A hurried report of recent doings -
1: Brother Derek failed to get my BlackBerry to blog... . The National Trust has rendered the thing unbloggable.
2: Most important, Dorset has been declared in purpuratum. Congratulations to Roger Smith and his team from BC Dorset branch, who after 5 years of hard work have turned up The One That Matters in the county (albeit just, as the site is close to the Hampshire and Wilts borders). Suffice it that His Imperial Majesty occurrs in Cranborne Chase, and all shall be well and all manner of thing shall be well.
3: My own Doings are varied. Brother Neil has already reported on last Friday's Doings in Southwater Forest, which produced >22 iris. We also staged an Extraordinary General Meeting of the People of Purple Pursuasion (inner circle) at the George & Dragon in Dragons Green, the most important conclusion from which was unaminous agreement over the adoption of a zero tolerance approach to Nordic walking in Emperor woods forthwith, and fifthwith to boot.
I then spent the weekend in Alice Holt, covered in raspberry juice. On Saturday, I turned up 14 iris in Straits Inclosure, including my first definite females of the year (the more I see of this butterfly the less confident I am at telling the sexes apart). That was a good tally considering that the main breeding ground there was decimated in sensu hodie during the winter - only 20 breeding sallows remain along the main ride there... . The main assembly area at Bucks Horn Oak (the sacred grove, as in Heslop's lux non lucendo) produced only 6 males, in blistering heat, but the ageing young plantation below it, which is the main breeding ground served by this grove, has just been (quite sensitively) thinned, and some sallows have (understandably) been lost there.

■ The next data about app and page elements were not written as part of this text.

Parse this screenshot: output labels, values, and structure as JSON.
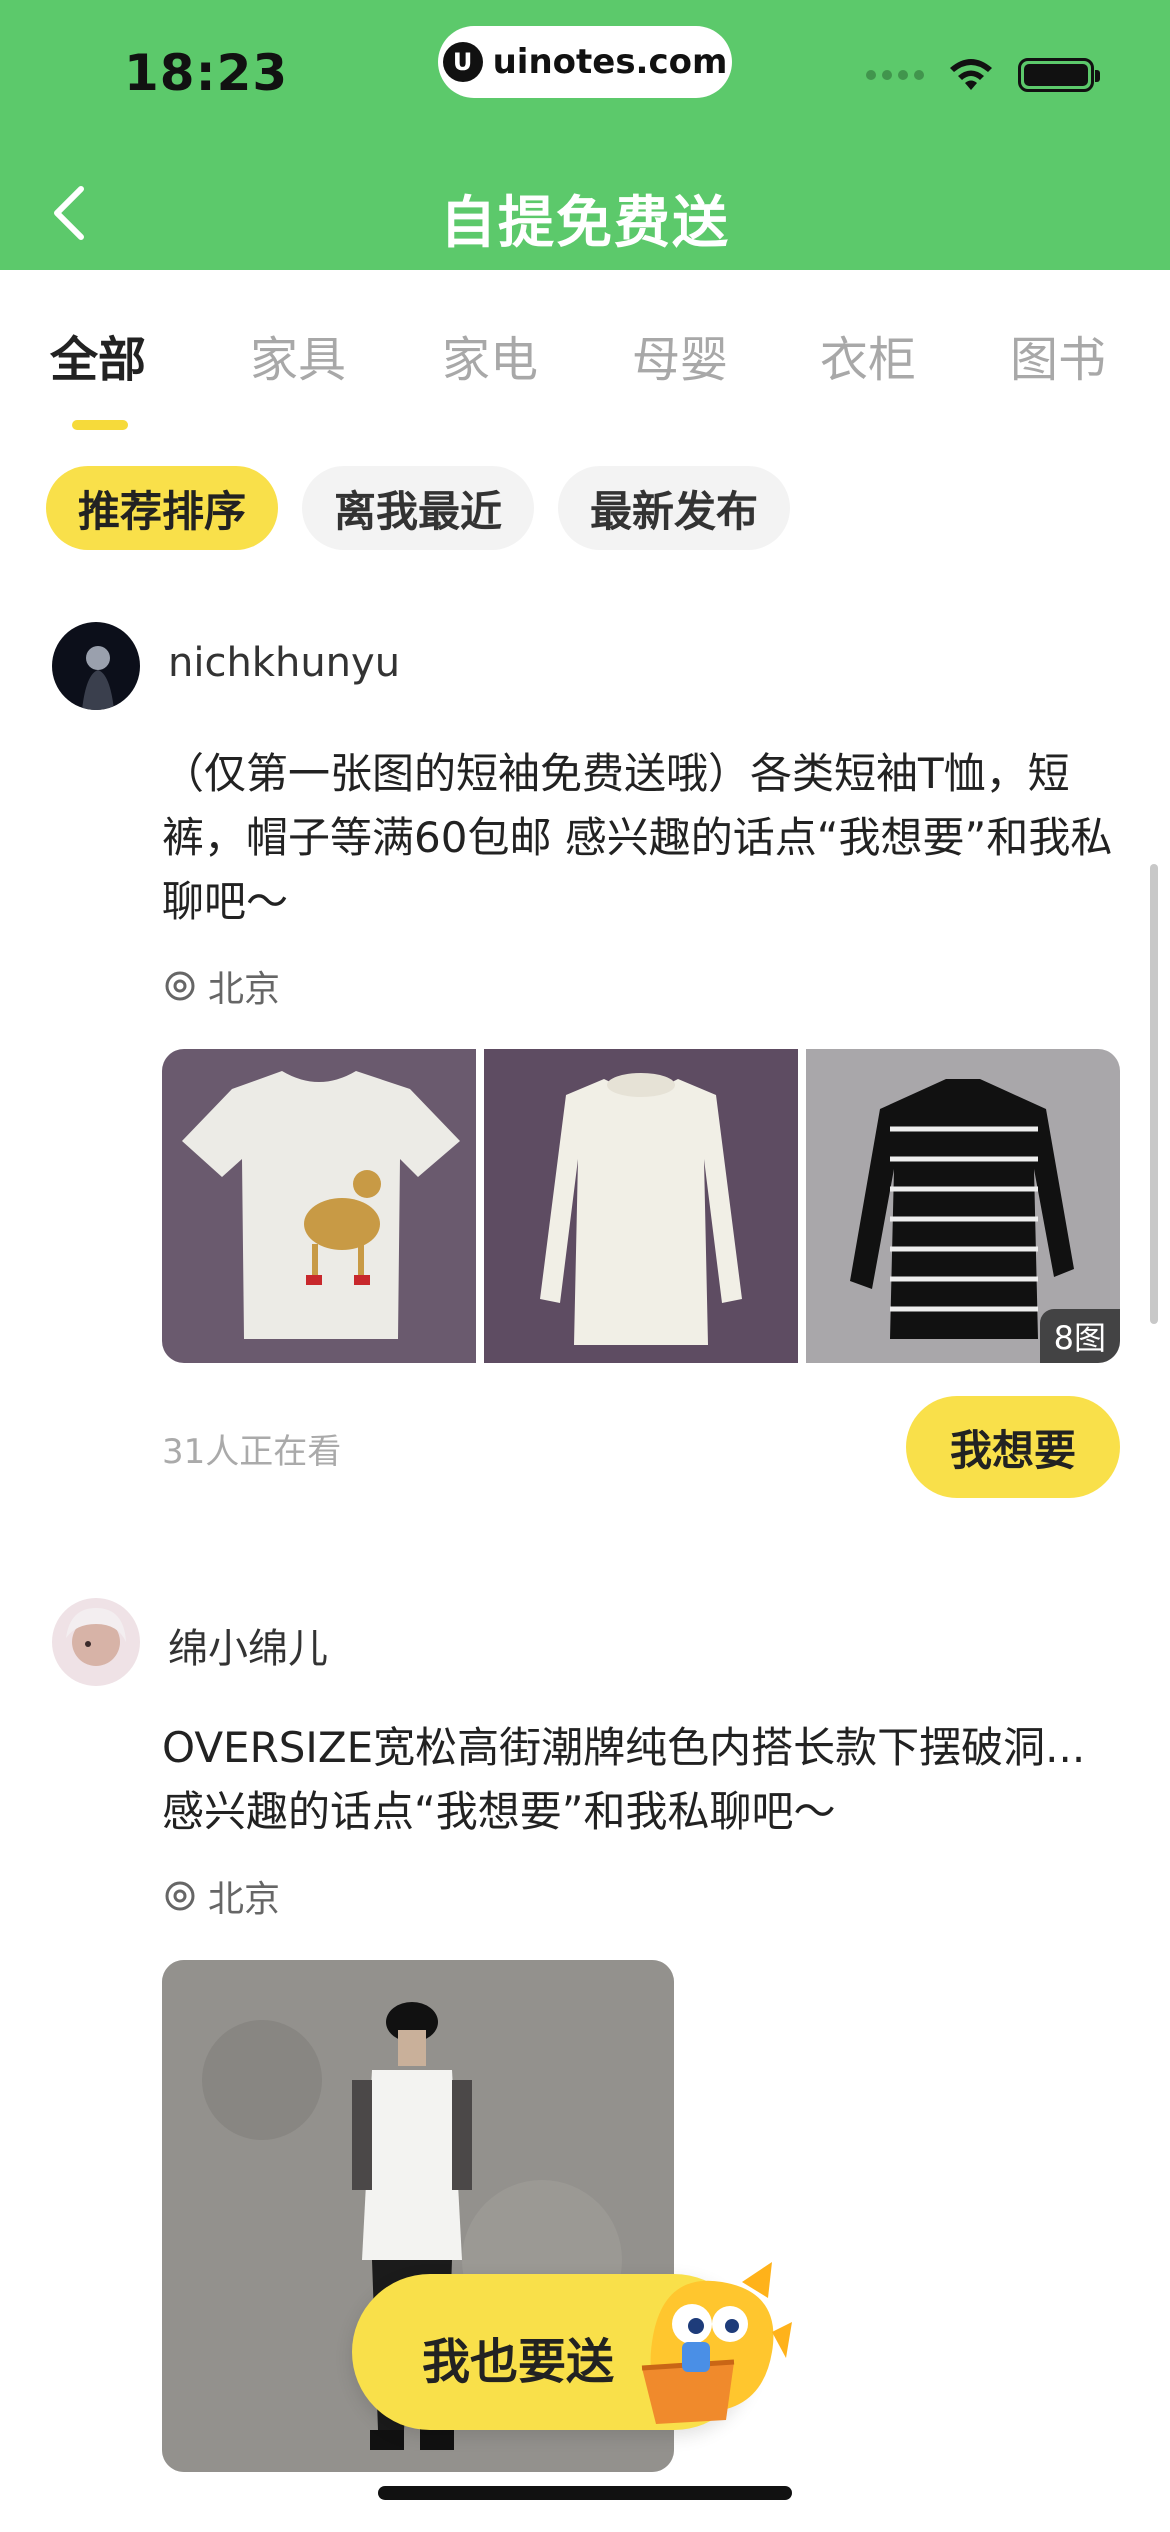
{
  "status_bar": {
    "time": "18:23",
    "url": "uinotes.com"
  },
  "header": {
    "title": "自提免费送"
  },
  "tabs": [
    "全部",
    "家具",
    "家电",
    "母婴",
    "衣柜",
    "图书"
  ],
  "sort_chips": [
    "推荐排序",
    "离我最近",
    "最新发布"
  ],
  "posts": [
    {
      "username": "nichkhunyu",
      "text": "（仅第一张图的短袖免费送哦）各类短袖T恤，短裤，帽子等满60包邮 感兴趣的话点“我想要”和我私聊吧～",
      "location": "北京",
      "image_count": "8图",
      "viewers": "31人正在看",
      "want_label": "我想要"
    },
    {
      "username": "绵小绵儿",
      "text": "OVERSIZE宽松高街潮牌纯色内搭长款下摆破洞... 感兴趣的话点“我想要”和我私聊吧～",
      "location": "北京"
    }
  ],
  "fab": {
    "label": "我也要送"
  },
  "colors": {
    "header_green": "#5cc96b",
    "accent_yellow": "#f9e04a"
  }
}
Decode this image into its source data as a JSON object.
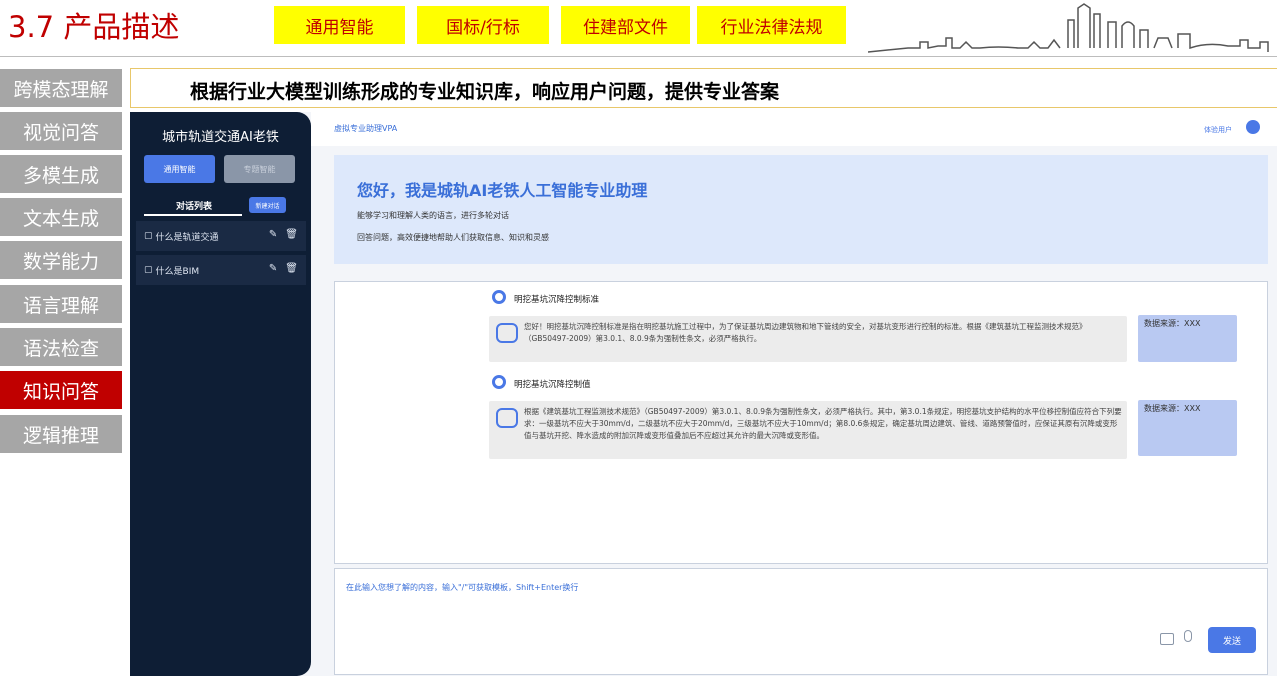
{
  "slide": {
    "title": "3.7 产品描述",
    "tags": [
      "通用智能",
      "国标/行标",
      "住建部文件",
      "行业法律法规"
    ],
    "categories": [
      "跨模态理解",
      "视觉问答",
      "多模生成",
      "文本生成",
      "数学能力",
      "语言理解",
      "语法检查",
      "知识问答",
      "逻辑推理"
    ],
    "active_category": "知识问答",
    "subtitle": "根据行业大模型训练形成的专业知识库，响应用户问题，提供专业答案"
  },
  "app": {
    "name": "城市轨道交通AI老铁",
    "mode_general": "通用智能",
    "mode_topic": "专题智能",
    "conversation_tab": "对话列表",
    "new_chat": "新建对话",
    "conversations": [
      "什么是轨道交通",
      "什么是BIM"
    ],
    "title": "虚拟专业助理VPA",
    "user_label": "体验用户",
    "welcome_title": "您好，我是城轨AI老铁人工智能专业助理",
    "welcome_line1": "能够学习和理解人类的语言，进行多轮对话",
    "welcome_line2": "回答问题，高效便捷地帮助人们获取信息、知识和灵感",
    "messages": [
      {
        "question": "明挖基坑沉降控制标准",
        "answer": "您好！明挖基坑沉降控制标准是指在明挖基坑施工过程中，为了保证基坑周边建筑物和地下管线的安全，对基坑变形进行控制的标准。根据《建筑基坑工程监测技术规范》（GB50497-2009）第3.0.1、8.0.9条为强制性条文，必须严格执行。",
        "source": "数据来源：XXX"
      },
      {
        "question": "明挖基坑沉降控制值",
        "answer": "根据《建筑基坑工程监测技术规范》（GB50497-2009）第3.0.1、8.0.9条为强制性条文，必须严格执行。其中，第3.0.1条规定，明挖基坑支护结构的水平位移控制值应符合下列要求：一级基坑不应大于30mm/d，二级基坑不应大于20mm/d，三级基坑不应大于10mm/d；第8.0.6条规定，确定基坑周边建筑、管线、道路预警值时，应保证其原有沉降或变形值与基坑开挖、降水造成的附加沉降或变形值叠加后不应超过其允许的最大沉降或变形值。",
        "source": "数据来源：XXX"
      }
    ],
    "input_placeholder": "在此输入您想了解的内容，输入\"/\"可获取模板，Shift+Enter换行",
    "send": "发送"
  },
  "colors": {
    "title_red": "#c00000",
    "tag_yellow": "#ffff00",
    "nav_gray": "#a6a6a6",
    "sidebar_navy": "#0e1e35",
    "accent_blue": "#4a78e6"
  },
  "icons": [
    "chat-bubble-icon",
    "edit-icon",
    "trash-icon",
    "user-avatar-icon",
    "bot-icon",
    "image-upload-icon",
    "microphone-icon"
  ]
}
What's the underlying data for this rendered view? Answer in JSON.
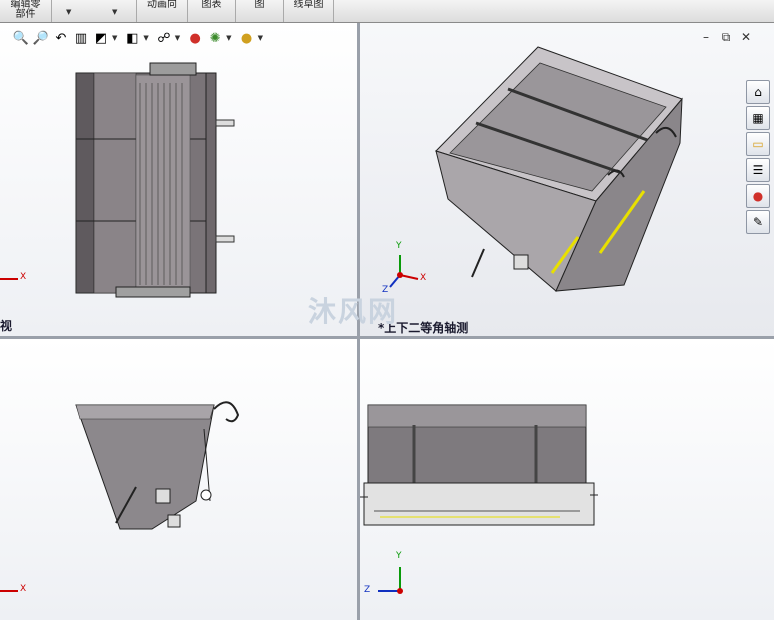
{
  "toolbar": {
    "items": [
      {
        "label": "编辑零\n部件"
      },
      {
        "label": "动画向"
      },
      {
        "label": "图表"
      },
      {
        "label": "图"
      },
      {
        "label": "线草图"
      }
    ]
  },
  "view_toolbar": {
    "icons": [
      "zoom-to-fit-icon",
      "zoom-area-icon",
      "previous-view-icon",
      "section-view-icon",
      "view-orientation-icon",
      "display-style-icon",
      "hide-show-icon",
      "edit-appearance-icon",
      "apply-scene-icon",
      "view-settings-icon"
    ]
  },
  "panes": {
    "top_left": {
      "label": "视"
    },
    "top_right": {
      "label": "*上下二等角轴测"
    },
    "bottom_left": {
      "label": ""
    },
    "bottom_right": {
      "label": ""
    }
  },
  "axes": {
    "x": "X",
    "y": "Y",
    "z": "Z"
  },
  "watermark": {
    "text": "沐风网"
  },
  "window_controls": {
    "minimize": "–",
    "restore": "⧉",
    "close": "✕"
  },
  "task_pane": {
    "icons": [
      "home-icon",
      "design-library-icon",
      "file-explorer-icon",
      "view-palette-icon",
      "appearances-icon",
      "custom-properties-icon"
    ]
  },
  "colors": {
    "accent_yellow": "#e8e000",
    "axis_red": "#cc0000",
    "axis_green": "#0a9a0a",
    "axis_blue": "#1030c0"
  }
}
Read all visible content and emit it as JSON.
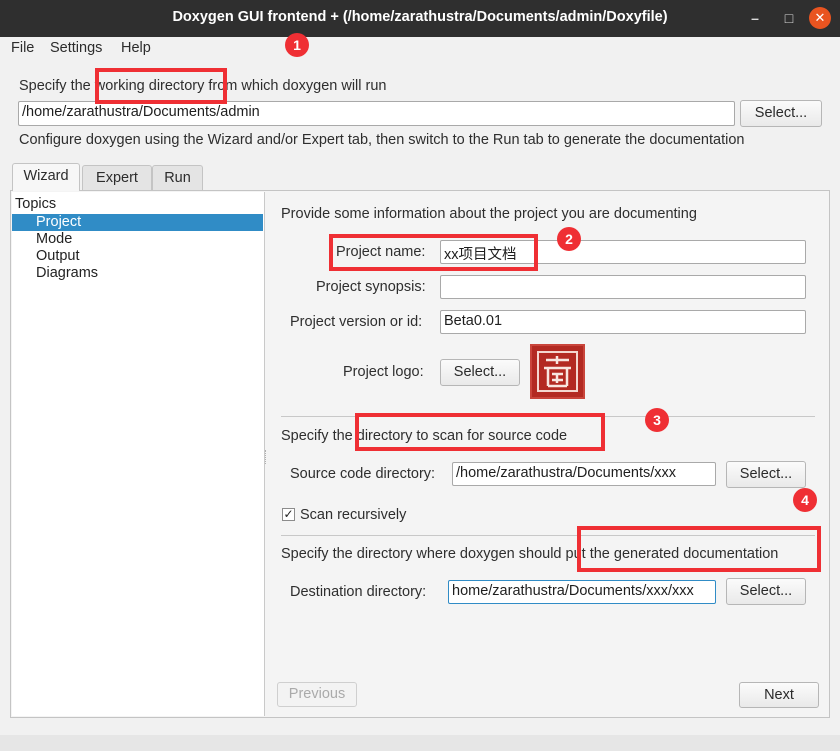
{
  "window": {
    "title": "Doxygen GUI frontend + (/home/zarathustra/Documents/admin/Doxyfile)",
    "controls": {
      "minimize": "–",
      "maximize": "□",
      "close": "✕"
    }
  },
  "menu": {
    "items": [
      "File",
      "Settings",
      "Help"
    ]
  },
  "workdir": {
    "prompt": "Specify the working directory from which doxygen will run",
    "value": "/home/zarathustra/Documents/admin",
    "select_label": "Select...",
    "hint": "Configure doxygen using the Wizard and/or Expert tab, then switch to the Run tab to generate the documentation"
  },
  "tabs": [
    {
      "label": "Wizard",
      "active": true
    },
    {
      "label": "Expert",
      "active": false
    },
    {
      "label": "Run",
      "active": false
    }
  ],
  "topics": {
    "header": "Topics",
    "items": [
      {
        "label": "Project",
        "selected": true
      },
      {
        "label": "Mode",
        "selected": false
      },
      {
        "label": "Output",
        "selected": false
      },
      {
        "label": "Diagrams",
        "selected": false
      }
    ]
  },
  "project": {
    "intro": "Provide some information about the project you are documenting",
    "name_label": "Project name:",
    "name_value": "xx项目文档",
    "synopsis_label": "Project synopsis:",
    "synopsis_value": "",
    "version_label": "Project version or id:",
    "version_value": "Beta0.01",
    "logo_label": "Project logo:",
    "logo_select_label": "Select..."
  },
  "source": {
    "heading": "Specify the directory to scan for source code",
    "dir_label": "Source code directory:",
    "dir_value": "/home/zarathustra/Documents/xxx",
    "select_label": "Select...",
    "recursive_label": "Scan recursively",
    "recursive_checked": true,
    "check_mark": "✓"
  },
  "destination": {
    "heading": "Specify the directory where doxygen should put the generated documentation",
    "dir_label": "Destination directory:",
    "dir_value": "home/zarathustra/Documents/xxx/xxx",
    "select_label": "Select..."
  },
  "nav": {
    "previous_label": "Previous",
    "next_label": "Next"
  },
  "annotations": {
    "badges": [
      "1",
      "2",
      "3",
      "4"
    ],
    "highlight_color": "#ef2f34"
  },
  "colors": {
    "selection": "#308cc6",
    "titlebar": "#2f2f2f",
    "close_button": "#e95420"
  }
}
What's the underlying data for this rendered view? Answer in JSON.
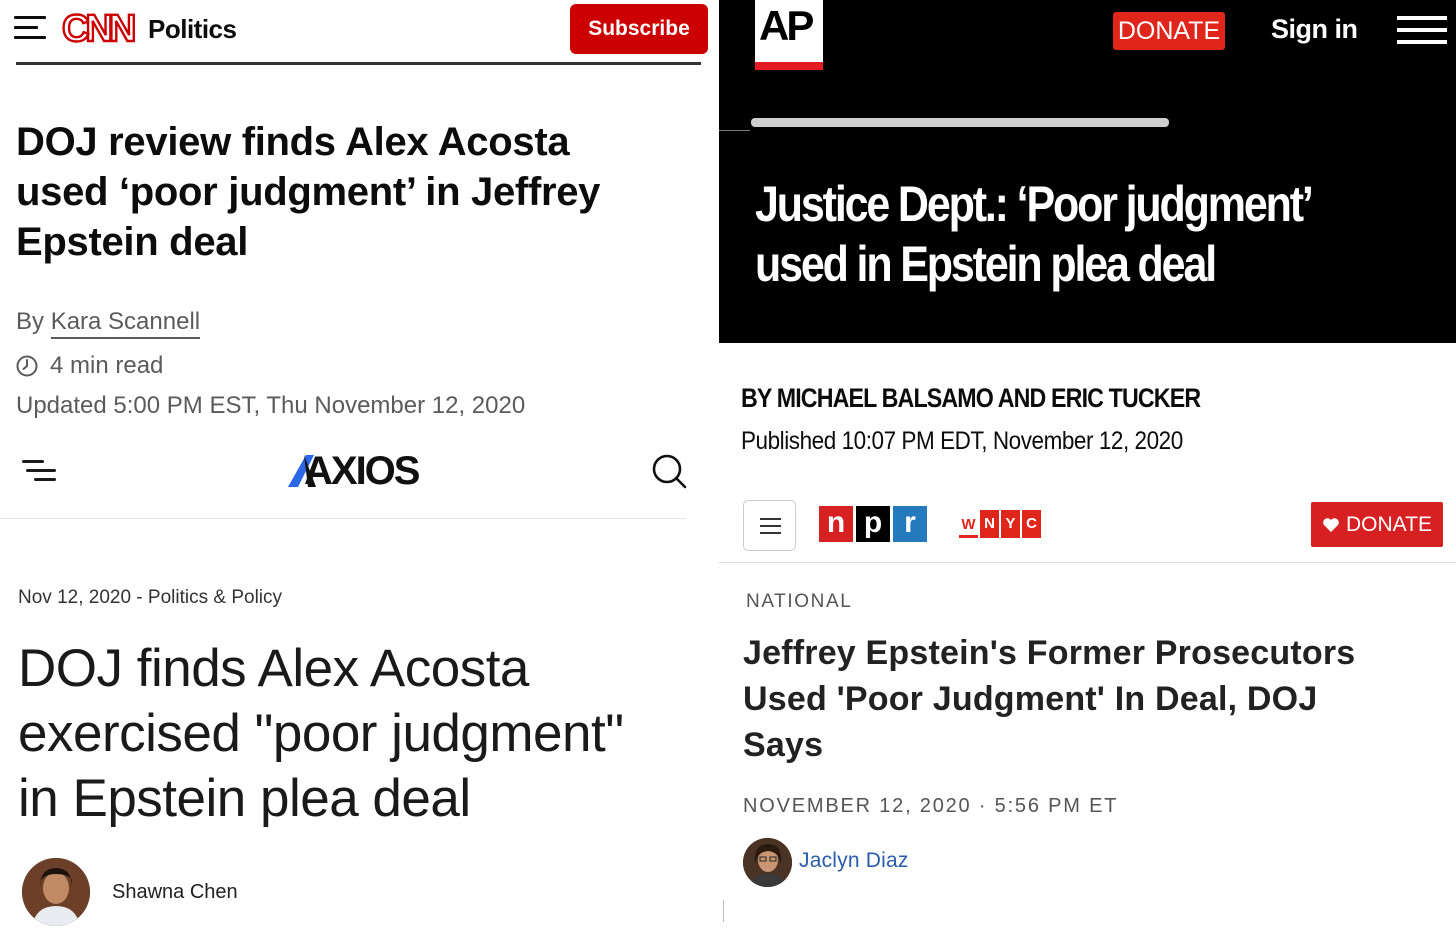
{
  "cnn": {
    "logo": "CNN",
    "section": "Politics",
    "subscribe_label": "Subscribe",
    "headline_lines": [
      "DOJ review finds Alex Acosta",
      "used ‘poor judgment’ in Jeffrey",
      "Epstein deal"
    ],
    "byline_prefix": "By ",
    "author": "Kara Scannell",
    "read_time": "4 min read",
    "updated": "Updated 5:00 PM EST, Thu November 12, 2020",
    "brand_color": "#cc0000"
  },
  "axios": {
    "logo": "AXIOS",
    "meta": "Nov 12, 2020 - Politics & Policy",
    "headline_lines": [
      "DOJ finds Alex Acosta",
      "exercised \"poor judgment\"",
      "in Epstein plea deal"
    ],
    "author": "Shawna Chen",
    "brand_color": "#2a66e6"
  },
  "ap": {
    "logo": "AP",
    "donate_label": "DONATE",
    "signin_label": "Sign in",
    "headline_lines": [
      "Justice Dept.: ‘Poor judgment’",
      "used in Epstein plea deal"
    ],
    "byline": "BY  MICHAEL BALSAMO AND ERIC TUCKER",
    "published": "Published 10:07 PM EDT, November 12, 2020",
    "accent_color": "#e0261b"
  },
  "npr": {
    "logo_letters": [
      "n",
      "p",
      "r"
    ],
    "logo_colors": [
      "#d62021",
      "#000000",
      "#237bbd"
    ],
    "station_letters": [
      "W",
      "N",
      "Y",
      "C"
    ],
    "donate_label": "DONATE",
    "section": "NATIONAL",
    "headline_lines": [
      "Jeffrey Epstein's Former Prosecutors",
      "Used 'Poor Judgment' In Deal, DOJ",
      "Says"
    ],
    "date": "NOVEMBER 12, 2020 · 5:56 PM ET",
    "author": "Jaclyn Diaz",
    "link_color": "#2b5dab"
  }
}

The other known male territories in Alice were pleasingly well occupied.
On Sunday I visited a previously unvisited part of Alice, and did rather well there, before spending three hours watching egg-laying females in a sallow jungle in Abbots Wood.
It seems to be a good year for iris in Alice, and a staggering year for camilla - I have now seen >15 'black admirals' this year, including 5 on Saturday alone.
Generally, people are suggesting that this is an even better iris year than last. I'm not quite of that opinion myself, but some of the sites I know well have been adversely changed, and the butterfly is certainly out in good numbers everywhere, and excellent numbers in some districts. The truth is that there is no such thing as a bad Purple Emperor year, only (mere mortal) butterflies suffer those, He doesn't.
Today, Monday, I surveyed part of Savernake Forest where iris had not previously been seen, and turned up one seriously good assembly area - a classic sheltered high point, of cathedral beeches (the sacred grove indeed), and two other good territories. And a nice White-letter Hairstreak colony. The main Doings here is that to the long list of cowardly birds seen flying in ignominious retreat before the ire of the Monarch of all the Butterflies, please add the illustrious name of the common Treecreeper - it got badly splatted.
Finally, do listen to Saving Species on Radio 4 tomorrow (Tues 13th ) at 11am, repeated on Thurs (15th) at 9pm. The programme features a 5 minute piece on His Imperial Majesty, which should include an illuminating explanation of the hitherto obtuse second section of the second canto of TS Eliot's inpenetrable poem Burnt Norton. You have been warned... .